In the study, participants used an unusual source to explore ways of giving directions: the popular children’s book “Where's Wally” (“Where's Waldo?” in the U.S. – Ed.).

“We collected the data by asking people to describe randomly selected characters in pictures from the book,” Micha Elsner, Assistant Professor at the Department of Linguistics, Ohio State University and co-author on the study, explained to Metro. “The data about listeners after finding a target character on the image was collected in the lab. We carried out several statistical analyses and it turned out that impact of the right order is about four tenths of a second.”

Researchers confirmed that when people described characters with reference to a landmark ("next to the sphinx is the man you're looking for"), they were more likely to place the landmark first if it's easier to see. Second, this ordering principle helps listeners find the target faster.

The study demonstrated that language and vision must work together to create good descriptions.

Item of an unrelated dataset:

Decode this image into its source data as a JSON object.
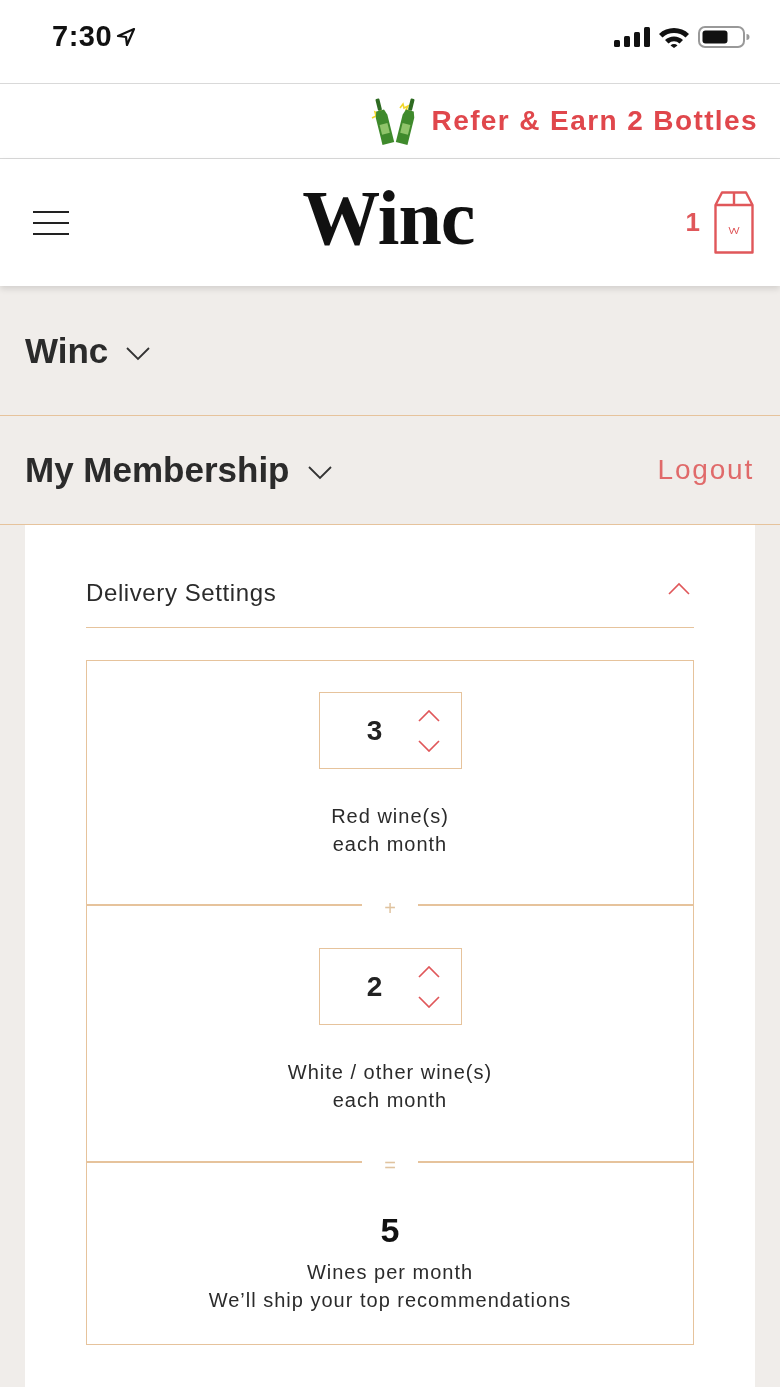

It was previously thought the two worked independently, scientists said. 

Aside from people adeptly doling out directions, another application this research could find is in computer algorithms for automatic direction-giving. “It is also a step towards better automatically generated directions from systems like Google Maps,” Elsner added. “We'd like to actually implement a computer direction-giver that can do this.” 

In further research, scientists hope to make experiments to explore the psychological impact of specific visual features that are easier or harder to describe.

By – Dmitry Belyaev